The first phase of the project to build more than 50 homes on the site is nearing completion, and should be finished in May, and members of the council’s regeneration, environment and community panel last night agreed to recommend to cabinet, which will make the final decision when it meets next week, to stick with the project.
The council is being asked to spend an extra £425,000 to build nine affordable homes on the land - seven would be made available for sale, with the other two being offered for rent.
The second phase of the work comprises 58 units, and the council’s lead officer Dale Gagen told the meeting that all but 10 of the 54 homes being built as part of phase one had already been sold.
He said: “If you go back a long time, the land was a brownfield site that had been left derelict for some time. If you look at the homes built in phase one, they are spacious, high-quality homes. Phase two will include a different mix of homes, and interest has already been registered in 30 of the units.”
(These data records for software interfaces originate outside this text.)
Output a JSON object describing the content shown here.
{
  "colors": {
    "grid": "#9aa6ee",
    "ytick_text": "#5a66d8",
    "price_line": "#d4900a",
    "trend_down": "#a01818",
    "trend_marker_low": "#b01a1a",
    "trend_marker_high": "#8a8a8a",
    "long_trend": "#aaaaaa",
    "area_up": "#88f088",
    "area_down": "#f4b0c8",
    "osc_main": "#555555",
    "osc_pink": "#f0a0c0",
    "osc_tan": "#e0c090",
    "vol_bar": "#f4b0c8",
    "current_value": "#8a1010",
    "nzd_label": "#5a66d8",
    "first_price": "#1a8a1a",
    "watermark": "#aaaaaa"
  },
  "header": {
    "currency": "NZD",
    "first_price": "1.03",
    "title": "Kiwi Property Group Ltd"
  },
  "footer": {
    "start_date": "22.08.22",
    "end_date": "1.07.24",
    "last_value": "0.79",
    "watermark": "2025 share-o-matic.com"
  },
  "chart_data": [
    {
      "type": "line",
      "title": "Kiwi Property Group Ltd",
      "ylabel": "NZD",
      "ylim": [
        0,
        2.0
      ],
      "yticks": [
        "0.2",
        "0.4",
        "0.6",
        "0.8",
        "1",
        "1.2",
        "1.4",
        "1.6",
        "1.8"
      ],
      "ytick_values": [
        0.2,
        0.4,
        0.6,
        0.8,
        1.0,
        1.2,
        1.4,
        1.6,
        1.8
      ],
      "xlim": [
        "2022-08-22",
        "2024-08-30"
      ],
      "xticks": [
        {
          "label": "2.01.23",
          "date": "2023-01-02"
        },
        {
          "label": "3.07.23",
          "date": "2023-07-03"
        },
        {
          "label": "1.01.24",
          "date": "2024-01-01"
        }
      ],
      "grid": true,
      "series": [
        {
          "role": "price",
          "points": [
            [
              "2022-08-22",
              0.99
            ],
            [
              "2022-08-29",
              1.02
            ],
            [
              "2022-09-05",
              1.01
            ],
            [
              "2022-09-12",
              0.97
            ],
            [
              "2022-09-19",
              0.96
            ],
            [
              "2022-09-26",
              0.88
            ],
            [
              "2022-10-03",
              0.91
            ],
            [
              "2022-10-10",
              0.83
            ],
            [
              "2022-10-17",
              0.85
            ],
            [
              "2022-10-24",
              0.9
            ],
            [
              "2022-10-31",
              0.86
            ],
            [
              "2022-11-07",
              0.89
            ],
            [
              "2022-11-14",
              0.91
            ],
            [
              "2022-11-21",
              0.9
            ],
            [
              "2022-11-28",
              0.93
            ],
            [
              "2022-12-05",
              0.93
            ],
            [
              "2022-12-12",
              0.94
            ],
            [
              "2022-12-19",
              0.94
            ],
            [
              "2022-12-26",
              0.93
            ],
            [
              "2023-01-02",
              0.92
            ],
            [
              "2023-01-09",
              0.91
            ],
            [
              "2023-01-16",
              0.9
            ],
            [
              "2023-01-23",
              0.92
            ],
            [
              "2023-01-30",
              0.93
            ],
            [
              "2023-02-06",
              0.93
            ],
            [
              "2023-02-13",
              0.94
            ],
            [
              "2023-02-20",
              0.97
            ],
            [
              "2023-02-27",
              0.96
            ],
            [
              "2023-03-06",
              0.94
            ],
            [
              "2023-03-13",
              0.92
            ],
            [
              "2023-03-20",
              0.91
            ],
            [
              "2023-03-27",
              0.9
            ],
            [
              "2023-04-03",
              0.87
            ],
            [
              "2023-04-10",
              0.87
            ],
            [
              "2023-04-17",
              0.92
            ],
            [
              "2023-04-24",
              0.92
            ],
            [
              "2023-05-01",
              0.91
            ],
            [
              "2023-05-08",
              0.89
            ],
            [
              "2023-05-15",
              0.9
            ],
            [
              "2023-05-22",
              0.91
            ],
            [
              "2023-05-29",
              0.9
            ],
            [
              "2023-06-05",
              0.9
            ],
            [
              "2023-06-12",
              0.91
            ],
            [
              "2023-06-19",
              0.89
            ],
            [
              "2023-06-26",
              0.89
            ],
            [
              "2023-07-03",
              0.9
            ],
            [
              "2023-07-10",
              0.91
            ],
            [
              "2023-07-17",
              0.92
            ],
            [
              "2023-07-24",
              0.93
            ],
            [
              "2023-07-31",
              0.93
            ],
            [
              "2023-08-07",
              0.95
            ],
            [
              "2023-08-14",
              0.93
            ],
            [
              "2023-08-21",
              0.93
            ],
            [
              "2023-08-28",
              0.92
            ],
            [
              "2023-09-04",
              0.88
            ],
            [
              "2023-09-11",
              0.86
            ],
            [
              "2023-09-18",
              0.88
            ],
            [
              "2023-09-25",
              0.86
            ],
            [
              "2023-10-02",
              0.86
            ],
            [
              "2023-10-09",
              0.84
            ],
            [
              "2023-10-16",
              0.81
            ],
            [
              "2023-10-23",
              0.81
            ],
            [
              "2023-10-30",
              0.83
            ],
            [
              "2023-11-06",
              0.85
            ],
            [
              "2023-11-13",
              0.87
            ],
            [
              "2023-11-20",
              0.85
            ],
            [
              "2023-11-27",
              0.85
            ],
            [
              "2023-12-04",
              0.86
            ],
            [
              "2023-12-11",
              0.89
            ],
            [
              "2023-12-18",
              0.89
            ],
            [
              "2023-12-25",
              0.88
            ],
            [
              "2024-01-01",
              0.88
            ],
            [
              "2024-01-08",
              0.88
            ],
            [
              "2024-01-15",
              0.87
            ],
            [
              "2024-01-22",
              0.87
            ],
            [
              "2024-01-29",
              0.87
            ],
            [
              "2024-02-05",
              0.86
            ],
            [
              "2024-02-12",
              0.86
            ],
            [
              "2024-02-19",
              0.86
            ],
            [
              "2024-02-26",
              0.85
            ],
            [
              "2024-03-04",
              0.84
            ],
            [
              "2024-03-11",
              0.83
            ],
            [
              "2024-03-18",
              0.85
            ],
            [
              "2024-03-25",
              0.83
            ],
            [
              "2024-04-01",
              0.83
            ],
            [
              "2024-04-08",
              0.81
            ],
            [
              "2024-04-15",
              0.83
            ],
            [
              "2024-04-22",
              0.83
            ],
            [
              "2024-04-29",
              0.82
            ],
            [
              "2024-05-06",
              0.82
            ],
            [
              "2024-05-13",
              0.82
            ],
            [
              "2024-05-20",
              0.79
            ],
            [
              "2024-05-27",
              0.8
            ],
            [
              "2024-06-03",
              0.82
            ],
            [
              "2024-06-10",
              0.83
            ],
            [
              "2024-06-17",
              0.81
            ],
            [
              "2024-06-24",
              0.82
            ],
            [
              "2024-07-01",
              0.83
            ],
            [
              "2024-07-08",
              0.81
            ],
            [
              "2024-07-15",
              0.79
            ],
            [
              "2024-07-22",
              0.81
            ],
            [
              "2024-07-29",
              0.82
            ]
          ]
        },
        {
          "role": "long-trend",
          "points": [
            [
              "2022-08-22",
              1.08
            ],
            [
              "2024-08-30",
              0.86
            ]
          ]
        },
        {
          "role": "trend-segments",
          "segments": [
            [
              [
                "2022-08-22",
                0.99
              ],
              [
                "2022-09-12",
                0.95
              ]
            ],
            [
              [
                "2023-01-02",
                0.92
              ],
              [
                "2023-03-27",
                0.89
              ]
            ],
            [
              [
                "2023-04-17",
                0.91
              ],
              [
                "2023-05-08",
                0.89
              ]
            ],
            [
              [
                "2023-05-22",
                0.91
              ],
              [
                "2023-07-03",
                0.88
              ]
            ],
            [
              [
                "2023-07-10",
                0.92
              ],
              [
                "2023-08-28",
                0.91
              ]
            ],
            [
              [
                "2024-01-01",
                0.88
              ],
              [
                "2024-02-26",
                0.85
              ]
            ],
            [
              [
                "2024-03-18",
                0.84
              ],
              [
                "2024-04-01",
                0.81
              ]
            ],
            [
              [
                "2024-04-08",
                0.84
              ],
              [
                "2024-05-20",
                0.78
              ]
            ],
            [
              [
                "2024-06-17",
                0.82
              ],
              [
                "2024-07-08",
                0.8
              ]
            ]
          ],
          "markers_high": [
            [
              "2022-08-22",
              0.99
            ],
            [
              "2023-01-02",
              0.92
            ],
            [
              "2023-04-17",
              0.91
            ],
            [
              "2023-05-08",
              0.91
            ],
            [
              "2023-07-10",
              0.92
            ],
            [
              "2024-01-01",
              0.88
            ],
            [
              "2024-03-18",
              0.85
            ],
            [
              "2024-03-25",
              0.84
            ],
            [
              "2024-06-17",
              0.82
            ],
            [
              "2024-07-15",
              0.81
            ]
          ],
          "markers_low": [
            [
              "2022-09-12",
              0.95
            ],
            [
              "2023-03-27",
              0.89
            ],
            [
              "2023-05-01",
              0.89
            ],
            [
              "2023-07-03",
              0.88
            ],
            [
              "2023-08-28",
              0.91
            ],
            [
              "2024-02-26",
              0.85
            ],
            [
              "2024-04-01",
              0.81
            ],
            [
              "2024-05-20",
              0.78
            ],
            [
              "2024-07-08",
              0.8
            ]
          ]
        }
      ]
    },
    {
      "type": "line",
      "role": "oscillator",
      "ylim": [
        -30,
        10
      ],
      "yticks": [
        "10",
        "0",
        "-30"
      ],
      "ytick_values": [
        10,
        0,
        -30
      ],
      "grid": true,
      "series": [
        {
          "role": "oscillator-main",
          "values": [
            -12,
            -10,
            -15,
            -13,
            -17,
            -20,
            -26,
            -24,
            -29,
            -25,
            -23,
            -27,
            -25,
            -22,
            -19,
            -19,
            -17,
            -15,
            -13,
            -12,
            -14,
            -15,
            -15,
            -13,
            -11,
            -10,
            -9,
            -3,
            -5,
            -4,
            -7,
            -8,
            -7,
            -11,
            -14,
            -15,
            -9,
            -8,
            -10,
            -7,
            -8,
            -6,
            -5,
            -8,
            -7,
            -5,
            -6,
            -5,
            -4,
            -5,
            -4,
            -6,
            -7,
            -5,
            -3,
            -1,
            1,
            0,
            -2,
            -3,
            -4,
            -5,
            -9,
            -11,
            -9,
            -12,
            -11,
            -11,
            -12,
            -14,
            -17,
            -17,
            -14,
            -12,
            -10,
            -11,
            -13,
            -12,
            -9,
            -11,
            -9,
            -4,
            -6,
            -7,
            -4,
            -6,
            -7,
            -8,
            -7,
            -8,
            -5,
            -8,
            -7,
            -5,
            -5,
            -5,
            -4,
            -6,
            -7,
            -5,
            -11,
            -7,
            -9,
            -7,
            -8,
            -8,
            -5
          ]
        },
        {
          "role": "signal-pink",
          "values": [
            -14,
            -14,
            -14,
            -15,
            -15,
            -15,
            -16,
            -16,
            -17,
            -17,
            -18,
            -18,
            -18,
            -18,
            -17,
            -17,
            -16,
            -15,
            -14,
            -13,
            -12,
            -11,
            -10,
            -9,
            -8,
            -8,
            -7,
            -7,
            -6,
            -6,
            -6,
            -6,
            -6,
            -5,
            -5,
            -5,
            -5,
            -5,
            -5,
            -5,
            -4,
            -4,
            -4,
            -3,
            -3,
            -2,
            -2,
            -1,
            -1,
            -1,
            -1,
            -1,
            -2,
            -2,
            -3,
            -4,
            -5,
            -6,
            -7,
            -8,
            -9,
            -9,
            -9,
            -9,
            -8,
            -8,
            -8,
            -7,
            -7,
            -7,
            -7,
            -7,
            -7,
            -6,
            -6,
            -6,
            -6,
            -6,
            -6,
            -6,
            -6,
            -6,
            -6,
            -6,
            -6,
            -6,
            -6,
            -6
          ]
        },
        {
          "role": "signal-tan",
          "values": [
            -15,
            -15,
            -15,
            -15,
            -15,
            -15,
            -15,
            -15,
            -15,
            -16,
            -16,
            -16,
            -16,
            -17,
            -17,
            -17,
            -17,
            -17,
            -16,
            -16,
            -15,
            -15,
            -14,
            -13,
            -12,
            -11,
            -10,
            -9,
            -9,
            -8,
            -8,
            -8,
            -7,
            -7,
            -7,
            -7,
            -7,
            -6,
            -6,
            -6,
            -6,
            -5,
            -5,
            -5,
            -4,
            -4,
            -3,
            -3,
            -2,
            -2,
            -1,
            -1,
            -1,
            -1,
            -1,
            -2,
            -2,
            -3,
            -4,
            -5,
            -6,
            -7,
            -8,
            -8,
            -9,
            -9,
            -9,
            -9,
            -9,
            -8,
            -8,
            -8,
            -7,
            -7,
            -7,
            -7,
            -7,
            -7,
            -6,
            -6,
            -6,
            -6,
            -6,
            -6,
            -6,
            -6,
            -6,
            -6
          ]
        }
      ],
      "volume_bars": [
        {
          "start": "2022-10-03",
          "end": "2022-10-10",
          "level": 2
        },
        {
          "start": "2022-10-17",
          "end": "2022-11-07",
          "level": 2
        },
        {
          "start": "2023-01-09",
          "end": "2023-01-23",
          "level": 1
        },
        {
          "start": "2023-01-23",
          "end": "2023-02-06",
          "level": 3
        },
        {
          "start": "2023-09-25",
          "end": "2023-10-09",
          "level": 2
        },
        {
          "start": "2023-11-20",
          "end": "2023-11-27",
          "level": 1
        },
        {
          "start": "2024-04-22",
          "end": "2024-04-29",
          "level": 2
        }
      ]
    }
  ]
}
Alistair Beales, portfolio holder for regeneration, said the “finished result was very pleasing and the homes were selling well. I think it’s a ‘win-win’”.
Panel member Judy Collingham added: “I can think of no better way for the council to spend its money than by raising such once dreadful sites from the dead. We desperately need new homes.”
The council’s chief executive Ray Harding said it was the most difficult regeneration site he had come across, and added: “It’s important that we’ve got something going, and we need to keep that development going. It is creating a new market in South Lynn for housing.”
The members agreed to support Mr Beales’ preferred option to continue with the project and build the affordable units.
The borough council has led the redevelopment of the NORA since its inception in 1998. The project aims to deliver the comprehensive regeneration of an area of around 53 hectares of underused and derelict land extending from Boal street to the A47 adjacent to South Lynn.
By David Bale 26 March 2015 www.edp24.co.uk